#### EXERCISE DESCRIPTION
Looking at the records below, please work out how many lines contain the word "Нравится" and give the number alone.

[DATA PROVIDED Boundary: Start]

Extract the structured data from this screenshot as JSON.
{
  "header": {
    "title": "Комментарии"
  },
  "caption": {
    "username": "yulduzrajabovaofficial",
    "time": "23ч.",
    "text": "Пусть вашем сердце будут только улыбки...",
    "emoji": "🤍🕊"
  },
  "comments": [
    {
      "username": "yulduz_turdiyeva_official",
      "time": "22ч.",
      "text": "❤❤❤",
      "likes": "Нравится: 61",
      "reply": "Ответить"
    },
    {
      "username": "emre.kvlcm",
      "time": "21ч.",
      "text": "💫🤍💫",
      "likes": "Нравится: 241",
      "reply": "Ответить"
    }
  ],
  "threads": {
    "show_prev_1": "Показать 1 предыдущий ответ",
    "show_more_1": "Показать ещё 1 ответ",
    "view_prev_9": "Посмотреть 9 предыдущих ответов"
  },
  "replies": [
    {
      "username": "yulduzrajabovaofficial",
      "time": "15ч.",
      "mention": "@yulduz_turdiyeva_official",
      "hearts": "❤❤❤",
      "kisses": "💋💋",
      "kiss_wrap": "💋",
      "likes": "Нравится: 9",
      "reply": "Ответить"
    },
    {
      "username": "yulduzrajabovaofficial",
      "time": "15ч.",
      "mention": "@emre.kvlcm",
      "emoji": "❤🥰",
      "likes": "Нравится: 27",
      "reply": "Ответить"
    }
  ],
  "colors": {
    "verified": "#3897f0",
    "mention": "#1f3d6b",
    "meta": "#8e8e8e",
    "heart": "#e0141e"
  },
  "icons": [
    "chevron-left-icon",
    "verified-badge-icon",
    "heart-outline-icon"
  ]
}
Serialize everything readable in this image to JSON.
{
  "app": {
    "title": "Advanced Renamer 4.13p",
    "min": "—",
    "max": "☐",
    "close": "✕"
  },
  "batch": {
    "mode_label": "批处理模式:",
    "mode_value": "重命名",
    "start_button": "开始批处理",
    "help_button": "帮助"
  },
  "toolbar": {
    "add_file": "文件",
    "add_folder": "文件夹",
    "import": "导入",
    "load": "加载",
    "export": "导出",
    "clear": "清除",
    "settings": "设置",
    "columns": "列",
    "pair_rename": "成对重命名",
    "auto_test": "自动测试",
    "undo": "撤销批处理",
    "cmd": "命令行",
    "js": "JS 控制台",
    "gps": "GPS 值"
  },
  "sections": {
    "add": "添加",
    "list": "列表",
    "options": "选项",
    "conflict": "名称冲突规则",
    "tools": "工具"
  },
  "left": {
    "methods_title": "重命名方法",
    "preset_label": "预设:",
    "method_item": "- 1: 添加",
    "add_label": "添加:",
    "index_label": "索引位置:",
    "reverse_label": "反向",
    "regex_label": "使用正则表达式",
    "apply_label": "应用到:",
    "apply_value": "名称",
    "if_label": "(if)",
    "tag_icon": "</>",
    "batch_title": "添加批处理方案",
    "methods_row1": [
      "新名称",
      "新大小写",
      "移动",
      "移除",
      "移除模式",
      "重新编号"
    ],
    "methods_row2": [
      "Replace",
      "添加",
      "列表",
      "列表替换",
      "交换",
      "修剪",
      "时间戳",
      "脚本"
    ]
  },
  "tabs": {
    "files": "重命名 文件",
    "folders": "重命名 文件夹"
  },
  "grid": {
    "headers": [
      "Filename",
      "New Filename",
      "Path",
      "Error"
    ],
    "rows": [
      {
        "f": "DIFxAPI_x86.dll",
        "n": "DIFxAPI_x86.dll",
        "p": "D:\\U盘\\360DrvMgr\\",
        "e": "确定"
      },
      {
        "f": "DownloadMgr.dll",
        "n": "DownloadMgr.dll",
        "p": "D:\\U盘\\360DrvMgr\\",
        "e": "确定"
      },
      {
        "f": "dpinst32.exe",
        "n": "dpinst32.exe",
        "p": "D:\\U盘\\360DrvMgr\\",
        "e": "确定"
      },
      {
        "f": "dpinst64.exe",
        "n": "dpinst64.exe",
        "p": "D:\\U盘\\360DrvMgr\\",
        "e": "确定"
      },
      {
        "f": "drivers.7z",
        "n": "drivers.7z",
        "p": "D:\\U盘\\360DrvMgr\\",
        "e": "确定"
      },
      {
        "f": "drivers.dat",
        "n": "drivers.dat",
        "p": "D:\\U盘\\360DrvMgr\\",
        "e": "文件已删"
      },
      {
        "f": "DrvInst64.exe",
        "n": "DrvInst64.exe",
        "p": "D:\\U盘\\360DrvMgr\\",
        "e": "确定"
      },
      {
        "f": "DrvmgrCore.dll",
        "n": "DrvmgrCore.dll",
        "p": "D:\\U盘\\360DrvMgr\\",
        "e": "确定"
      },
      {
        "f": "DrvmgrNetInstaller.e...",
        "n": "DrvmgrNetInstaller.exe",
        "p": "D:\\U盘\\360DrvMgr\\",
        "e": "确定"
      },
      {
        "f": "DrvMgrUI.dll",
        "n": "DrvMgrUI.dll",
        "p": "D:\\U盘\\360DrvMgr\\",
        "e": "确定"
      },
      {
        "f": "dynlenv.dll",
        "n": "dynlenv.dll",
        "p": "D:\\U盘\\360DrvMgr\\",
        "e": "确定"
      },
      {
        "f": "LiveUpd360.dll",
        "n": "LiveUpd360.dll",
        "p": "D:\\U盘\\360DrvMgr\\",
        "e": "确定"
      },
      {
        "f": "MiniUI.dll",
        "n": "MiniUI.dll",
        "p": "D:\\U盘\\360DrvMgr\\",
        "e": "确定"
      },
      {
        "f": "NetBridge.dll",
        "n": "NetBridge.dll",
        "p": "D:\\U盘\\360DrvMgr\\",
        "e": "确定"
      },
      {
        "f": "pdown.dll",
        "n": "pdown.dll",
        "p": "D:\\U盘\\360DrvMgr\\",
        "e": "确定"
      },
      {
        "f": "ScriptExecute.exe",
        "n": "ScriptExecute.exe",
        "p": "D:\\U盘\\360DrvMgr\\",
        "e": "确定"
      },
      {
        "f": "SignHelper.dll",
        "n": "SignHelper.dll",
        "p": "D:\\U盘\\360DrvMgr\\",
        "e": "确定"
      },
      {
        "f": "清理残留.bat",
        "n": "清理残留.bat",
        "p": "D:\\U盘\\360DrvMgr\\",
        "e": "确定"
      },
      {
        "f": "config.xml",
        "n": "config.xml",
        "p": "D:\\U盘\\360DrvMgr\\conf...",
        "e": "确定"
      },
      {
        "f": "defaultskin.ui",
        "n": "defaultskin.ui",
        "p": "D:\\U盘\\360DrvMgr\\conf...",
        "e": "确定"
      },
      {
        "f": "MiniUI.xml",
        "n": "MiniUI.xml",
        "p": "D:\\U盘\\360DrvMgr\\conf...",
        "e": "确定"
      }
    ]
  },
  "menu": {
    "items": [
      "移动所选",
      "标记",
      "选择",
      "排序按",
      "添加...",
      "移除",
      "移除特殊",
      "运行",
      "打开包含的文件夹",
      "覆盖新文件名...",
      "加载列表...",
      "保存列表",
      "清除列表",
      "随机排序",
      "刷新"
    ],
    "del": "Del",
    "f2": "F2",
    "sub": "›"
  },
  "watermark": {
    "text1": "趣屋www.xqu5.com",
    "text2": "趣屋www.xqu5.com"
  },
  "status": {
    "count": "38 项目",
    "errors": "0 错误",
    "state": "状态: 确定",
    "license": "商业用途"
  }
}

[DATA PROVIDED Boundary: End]

#### ANSWER SECTION
4